[Supplied material]:
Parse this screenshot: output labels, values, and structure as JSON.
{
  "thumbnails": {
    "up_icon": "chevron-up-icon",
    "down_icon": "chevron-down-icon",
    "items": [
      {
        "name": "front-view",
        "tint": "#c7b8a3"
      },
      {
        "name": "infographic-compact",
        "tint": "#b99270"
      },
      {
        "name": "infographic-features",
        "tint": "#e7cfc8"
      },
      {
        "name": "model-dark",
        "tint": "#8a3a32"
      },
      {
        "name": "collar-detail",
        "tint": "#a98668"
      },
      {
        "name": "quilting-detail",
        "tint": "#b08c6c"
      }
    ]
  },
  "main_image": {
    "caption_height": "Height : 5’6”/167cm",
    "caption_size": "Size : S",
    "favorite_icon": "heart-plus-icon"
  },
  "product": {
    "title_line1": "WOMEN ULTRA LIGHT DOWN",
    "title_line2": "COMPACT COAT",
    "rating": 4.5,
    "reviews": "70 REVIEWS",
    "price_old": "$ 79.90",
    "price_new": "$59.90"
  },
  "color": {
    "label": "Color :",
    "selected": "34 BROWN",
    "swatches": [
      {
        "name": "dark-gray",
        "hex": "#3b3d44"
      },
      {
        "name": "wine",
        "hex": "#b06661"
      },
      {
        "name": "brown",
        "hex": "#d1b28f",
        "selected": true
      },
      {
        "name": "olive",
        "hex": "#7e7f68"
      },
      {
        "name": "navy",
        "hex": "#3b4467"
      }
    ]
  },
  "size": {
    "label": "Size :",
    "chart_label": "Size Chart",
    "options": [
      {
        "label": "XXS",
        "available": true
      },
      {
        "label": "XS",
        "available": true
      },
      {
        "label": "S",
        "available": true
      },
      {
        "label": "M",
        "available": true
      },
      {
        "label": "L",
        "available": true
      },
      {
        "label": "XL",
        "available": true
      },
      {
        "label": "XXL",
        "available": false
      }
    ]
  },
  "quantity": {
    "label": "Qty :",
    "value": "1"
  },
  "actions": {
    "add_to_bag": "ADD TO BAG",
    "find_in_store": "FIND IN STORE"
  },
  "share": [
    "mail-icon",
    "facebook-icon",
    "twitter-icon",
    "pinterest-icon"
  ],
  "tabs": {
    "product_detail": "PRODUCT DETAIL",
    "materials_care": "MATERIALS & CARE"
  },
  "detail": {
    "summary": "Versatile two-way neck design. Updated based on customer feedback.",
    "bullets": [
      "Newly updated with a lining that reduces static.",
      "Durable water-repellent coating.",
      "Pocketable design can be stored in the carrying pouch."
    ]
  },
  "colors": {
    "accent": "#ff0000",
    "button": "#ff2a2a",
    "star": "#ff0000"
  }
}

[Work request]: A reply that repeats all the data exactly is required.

[Solution for this problem]:
Parse this screenshot: output labels, values, and structure as JSON.
{
  "thumbnails": {
    "up_icon": "chevron-up-icon",
    "down_icon": "chevron-down-icon",
    "items": [
      {
        "name": "front-view",
        "tint": "#c7b8a3"
      },
      {
        "name": "infographic-compact",
        "tint": "#b99270"
      },
      {
        "name": "infographic-features",
        "tint": "#e7cfc8"
      },
      {
        "name": "model-dark",
        "tint": "#8a3a32"
      },
      {
        "name": "collar-detail",
        "tint": "#a98668"
      },
      {
        "name": "quilting-detail",
        "tint": "#b08c6c"
      }
    ]
  },
  "main_image": {
    "caption_height": "Height : 5’6”/167cm",
    "caption_size": "Size : S",
    "favorite_icon": "heart-plus-icon"
  },
  "product": {
    "title_line1": "WOMEN ULTRA LIGHT DOWN",
    "title_line2": "COMPACT COAT",
    "rating": 4.5,
    "reviews": "70 REVIEWS",
    "price_old": "$ 79.90",
    "price_new": "$59.90"
  },
  "color": {
    "label": "Color :",
    "selected": "34 BROWN",
    "swatches": [
      {
        "name": "dark-gray",
        "hex": "#3b3d44"
      },
      {
        "name": "wine",
        "hex": "#b06661"
      },
      {
        "name": "brown",
        "hex": "#d1b28f",
        "selected": true
      },
      {
        "name": "olive",
        "hex": "#7e7f68"
      },
      {
        "name": "navy",
        "hex": "#3b4467"
      }
    ]
  },
  "size": {
    "label": "Size :",
    "chart_label": "Size Chart",
    "options": [
      {
        "label": "XXS",
        "available": true
      },
      {
        "label": "XS",
        "available": true
      },
      {
        "label": "S",
        "available": true
      },
      {
        "label": "M",
        "available": true
      },
      {
        "label": "L",
        "available": true
      },
      {
        "label": "XL",
        "available": true
      },
      {
        "label": "XXL",
        "available": false
      }
    ]
  },
  "quantity": {
    "label": "Qty :",
    "value": "1"
  },
  "actions": {
    "add_to_bag": "ADD TO BAG",
    "find_in_store": "FIND IN STORE"
  },
  "share": [
    "mail-icon",
    "facebook-icon",
    "twitter-icon",
    "pinterest-icon"
  ],
  "tabs": {
    "product_detail": "PRODUCT DETAIL",
    "materials_care": "MATERIALS & CARE"
  },
  "detail": {
    "summary": "Versatile two-way neck design. Updated based on customer feedback.",
    "bullets": [
      "Newly updated with a lining that reduces static.",
      "Durable water-repellent coating.",
      "Pocketable design can be stored in the carrying pouch."
    ]
  },
  "colors": {
    "accent": "#ff0000",
    "button": "#ff2a2a",
    "star": "#ff0000"
  }
}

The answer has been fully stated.